|EP1484608A3 *||Jun 2, 2004||Apr 6, 2005||EADS Deutschland GmbH||Damage determination of test objects by permanently attached ultrasonic sensors with integrated control circuitry|
|EP1526809A1 *||Jul 25, 2003||May 4, 2005||Uscom PTY LTD.||Blood flow analysis system|
|EP1526809A4 *||Jul 25, 2003||Apr 26, 2006||Uscom Pty Ltd||Blood flow analysis system|
|EP2237070A1 *||Aug 27, 2008||Oct 6, 2010||Koninklijke Philips Electronics N.V.||Dual mode ultrasound system|
|WO2003071306A1 *||Feb 17, 2003||Aug 28, 2003||Koninklijke Philips Electronics N.V.||Portable 3d ultrasound system|
|WO2008002464A2||Jun 22, 2007||Jan 3, 2008||Teratech Corporation||Ultrasound 3d imaging system|
|WO2008009044A1||Jul 16, 2007||Jan 24, 2008||Signostics Pty Ltd||Improved medical diagnostic device|
|WO2009022343A3 *||Aug 14, 2008||Mar 4, 2010||Rdc - Rafael Development Corporation Ltd.||An ultrasonic capsule|
|WO2011041581A1||Sep 30, 2010||Apr 7, 2011||Teratech Corporation||Ultrasound 3d imaging system|
|International Classification||A61B8/00, G01S7/00, G01S7/52, A61B7/04, A61B8/12, G01S15/89|
|Cooperative Classification||A61B8/4236, A61B8/4209, A61B8/56, G01S15/8915, A61B8/4472, A61B7/04, G01S7/5208, G01S7/52063, G01S15/899, G01S7/52025, A61B8/463, A61B8/12, G01S7/52053, G01S7/52023, G01S7/52046, G01S7/003, A61B8/546, A61B8/4455, G01S7/52082, G01S7/52073, A61B2560/045, G01S15/8934, G01S7/52026, A61B8/4488, G01S15/8979, A61B8/00, A61B8/4427|
|European Classification||G01S15/89D1C2, A61B8/46B4, G01S7/52S13B, A61B8/54D, G01S7/52S13D, G01S7/52S8B2B, G01S7/00R, G01S15/89D7, G01S7/52S8B5, G01S7/52S8, G01S7/52S2, G01S15/89D2, G01S15/89D1C|
|Nov 5, 1998||AS||Assignment|
Owner name: TERATECH CORPORATION, MASSACHUSETTS
Free format text: ASSIGNMENT OF ASSIGNORS INTEREST;ASSIGNORS:CHIANG, ALICE M.;BROADSTONE, STEVEN R.;REEL/FRAME:009565/0377
Effective date: 19981020

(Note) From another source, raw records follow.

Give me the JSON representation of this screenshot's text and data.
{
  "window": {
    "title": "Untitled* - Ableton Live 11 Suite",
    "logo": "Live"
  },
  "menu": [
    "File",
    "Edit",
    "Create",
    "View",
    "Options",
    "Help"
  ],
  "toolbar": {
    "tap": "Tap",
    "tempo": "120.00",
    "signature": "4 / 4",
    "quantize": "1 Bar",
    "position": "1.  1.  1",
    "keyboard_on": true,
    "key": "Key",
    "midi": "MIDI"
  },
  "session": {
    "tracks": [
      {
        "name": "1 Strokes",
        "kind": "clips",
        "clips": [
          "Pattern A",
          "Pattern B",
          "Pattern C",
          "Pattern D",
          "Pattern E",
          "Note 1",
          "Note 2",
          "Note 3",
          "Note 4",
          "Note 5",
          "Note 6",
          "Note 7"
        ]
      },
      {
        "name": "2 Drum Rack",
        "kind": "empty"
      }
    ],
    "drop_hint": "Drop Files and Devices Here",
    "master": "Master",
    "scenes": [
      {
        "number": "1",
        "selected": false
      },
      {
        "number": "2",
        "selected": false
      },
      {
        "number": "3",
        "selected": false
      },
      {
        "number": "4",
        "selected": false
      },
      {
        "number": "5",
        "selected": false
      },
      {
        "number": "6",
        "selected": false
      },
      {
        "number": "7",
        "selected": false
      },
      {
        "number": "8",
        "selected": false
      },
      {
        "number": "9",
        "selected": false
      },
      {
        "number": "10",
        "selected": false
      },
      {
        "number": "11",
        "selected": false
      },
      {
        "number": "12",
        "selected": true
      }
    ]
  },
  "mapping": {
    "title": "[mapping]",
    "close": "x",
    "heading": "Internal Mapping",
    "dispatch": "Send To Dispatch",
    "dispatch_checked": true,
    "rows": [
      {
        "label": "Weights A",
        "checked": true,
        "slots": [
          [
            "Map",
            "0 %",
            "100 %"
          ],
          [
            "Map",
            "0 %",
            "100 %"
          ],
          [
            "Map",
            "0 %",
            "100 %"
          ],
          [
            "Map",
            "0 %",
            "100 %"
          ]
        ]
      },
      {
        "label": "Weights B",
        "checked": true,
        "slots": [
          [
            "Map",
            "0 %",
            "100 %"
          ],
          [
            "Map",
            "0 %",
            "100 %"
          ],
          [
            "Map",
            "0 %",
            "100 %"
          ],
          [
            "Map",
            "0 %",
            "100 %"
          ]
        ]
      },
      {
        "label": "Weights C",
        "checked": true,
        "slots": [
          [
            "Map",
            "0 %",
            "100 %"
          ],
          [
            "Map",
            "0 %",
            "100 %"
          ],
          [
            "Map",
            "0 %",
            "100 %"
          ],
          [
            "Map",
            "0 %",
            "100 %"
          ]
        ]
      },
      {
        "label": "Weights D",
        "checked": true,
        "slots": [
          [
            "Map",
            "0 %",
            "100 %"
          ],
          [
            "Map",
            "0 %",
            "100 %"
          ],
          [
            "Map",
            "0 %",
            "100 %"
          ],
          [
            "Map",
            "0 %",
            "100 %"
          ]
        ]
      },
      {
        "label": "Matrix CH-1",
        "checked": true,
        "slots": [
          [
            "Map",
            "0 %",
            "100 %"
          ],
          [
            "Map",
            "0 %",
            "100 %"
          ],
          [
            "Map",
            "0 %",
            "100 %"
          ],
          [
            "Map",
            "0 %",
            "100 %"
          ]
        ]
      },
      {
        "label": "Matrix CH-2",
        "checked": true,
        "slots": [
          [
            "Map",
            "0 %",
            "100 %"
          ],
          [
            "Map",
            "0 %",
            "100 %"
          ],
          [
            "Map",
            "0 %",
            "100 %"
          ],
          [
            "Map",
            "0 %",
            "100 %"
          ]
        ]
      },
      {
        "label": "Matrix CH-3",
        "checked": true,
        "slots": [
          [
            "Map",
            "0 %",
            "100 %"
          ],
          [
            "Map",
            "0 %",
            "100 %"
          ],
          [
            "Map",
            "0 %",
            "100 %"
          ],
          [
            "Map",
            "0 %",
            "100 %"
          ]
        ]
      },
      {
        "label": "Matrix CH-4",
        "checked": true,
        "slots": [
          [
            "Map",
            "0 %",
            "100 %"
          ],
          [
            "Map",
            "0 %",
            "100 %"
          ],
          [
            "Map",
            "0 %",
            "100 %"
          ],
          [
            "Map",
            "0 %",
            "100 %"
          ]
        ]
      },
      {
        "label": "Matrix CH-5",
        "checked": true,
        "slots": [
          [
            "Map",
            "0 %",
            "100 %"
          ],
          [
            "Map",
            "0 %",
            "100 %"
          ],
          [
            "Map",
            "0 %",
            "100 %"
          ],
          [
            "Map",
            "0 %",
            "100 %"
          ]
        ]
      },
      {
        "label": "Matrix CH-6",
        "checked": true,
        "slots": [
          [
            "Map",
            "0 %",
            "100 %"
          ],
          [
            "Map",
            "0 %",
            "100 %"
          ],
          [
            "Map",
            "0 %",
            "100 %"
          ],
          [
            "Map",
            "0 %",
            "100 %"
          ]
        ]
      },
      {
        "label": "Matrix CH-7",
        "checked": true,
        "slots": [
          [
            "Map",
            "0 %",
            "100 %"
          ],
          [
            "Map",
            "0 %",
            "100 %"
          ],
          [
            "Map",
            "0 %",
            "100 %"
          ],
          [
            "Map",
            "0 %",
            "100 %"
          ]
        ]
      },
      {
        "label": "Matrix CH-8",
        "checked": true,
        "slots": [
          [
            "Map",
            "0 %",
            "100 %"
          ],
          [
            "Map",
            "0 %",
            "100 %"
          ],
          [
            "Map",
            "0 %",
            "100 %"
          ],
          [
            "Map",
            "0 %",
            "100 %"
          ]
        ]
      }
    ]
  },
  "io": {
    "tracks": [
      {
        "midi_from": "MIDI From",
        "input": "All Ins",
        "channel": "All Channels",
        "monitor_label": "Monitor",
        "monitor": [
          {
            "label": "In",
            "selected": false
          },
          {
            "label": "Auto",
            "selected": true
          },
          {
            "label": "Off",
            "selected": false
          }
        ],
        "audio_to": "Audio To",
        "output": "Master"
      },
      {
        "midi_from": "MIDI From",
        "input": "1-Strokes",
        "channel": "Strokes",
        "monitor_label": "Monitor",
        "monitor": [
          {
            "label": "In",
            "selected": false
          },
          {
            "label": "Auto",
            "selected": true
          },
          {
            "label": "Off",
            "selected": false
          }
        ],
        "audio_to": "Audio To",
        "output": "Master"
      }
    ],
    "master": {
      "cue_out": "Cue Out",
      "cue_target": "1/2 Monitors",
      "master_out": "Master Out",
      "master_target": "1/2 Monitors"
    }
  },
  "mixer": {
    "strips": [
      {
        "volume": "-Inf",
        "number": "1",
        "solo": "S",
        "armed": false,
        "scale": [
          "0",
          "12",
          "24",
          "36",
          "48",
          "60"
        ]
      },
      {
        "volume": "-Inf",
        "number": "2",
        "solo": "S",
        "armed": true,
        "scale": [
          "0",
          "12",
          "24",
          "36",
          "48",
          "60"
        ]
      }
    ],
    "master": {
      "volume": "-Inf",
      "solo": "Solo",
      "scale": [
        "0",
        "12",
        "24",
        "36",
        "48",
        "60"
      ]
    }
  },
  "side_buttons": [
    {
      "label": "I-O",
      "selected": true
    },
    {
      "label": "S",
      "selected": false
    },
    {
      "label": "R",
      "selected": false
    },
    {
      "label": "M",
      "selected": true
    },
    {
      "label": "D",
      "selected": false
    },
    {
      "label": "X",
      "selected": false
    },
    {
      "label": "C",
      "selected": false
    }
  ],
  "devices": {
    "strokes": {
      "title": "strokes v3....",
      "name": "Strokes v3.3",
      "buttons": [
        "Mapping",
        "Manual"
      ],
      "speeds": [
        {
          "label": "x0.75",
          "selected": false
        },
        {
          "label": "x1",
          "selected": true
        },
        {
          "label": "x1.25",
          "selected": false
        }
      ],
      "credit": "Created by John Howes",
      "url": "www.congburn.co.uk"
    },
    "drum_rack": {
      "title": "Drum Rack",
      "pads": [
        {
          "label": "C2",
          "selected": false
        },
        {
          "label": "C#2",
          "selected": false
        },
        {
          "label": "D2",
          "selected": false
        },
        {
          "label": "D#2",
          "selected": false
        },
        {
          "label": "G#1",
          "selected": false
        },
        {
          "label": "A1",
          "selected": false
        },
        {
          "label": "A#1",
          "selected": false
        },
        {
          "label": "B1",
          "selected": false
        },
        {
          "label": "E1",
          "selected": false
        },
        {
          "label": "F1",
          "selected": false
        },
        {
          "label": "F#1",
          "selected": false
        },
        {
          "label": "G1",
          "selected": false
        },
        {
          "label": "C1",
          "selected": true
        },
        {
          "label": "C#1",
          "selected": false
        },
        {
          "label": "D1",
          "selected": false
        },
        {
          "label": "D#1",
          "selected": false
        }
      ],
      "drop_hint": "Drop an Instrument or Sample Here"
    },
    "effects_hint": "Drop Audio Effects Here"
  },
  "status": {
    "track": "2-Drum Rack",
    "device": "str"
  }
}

|Jan 20, 2004||FPAY||Fee payment|
Year of fee payment: 4
|Jan 8, 2008||FPAY||Fee payment|
Year of fee payment: 8
|Feb 15, 2012||FPAY||Fee payment|
Year of fee payment: 12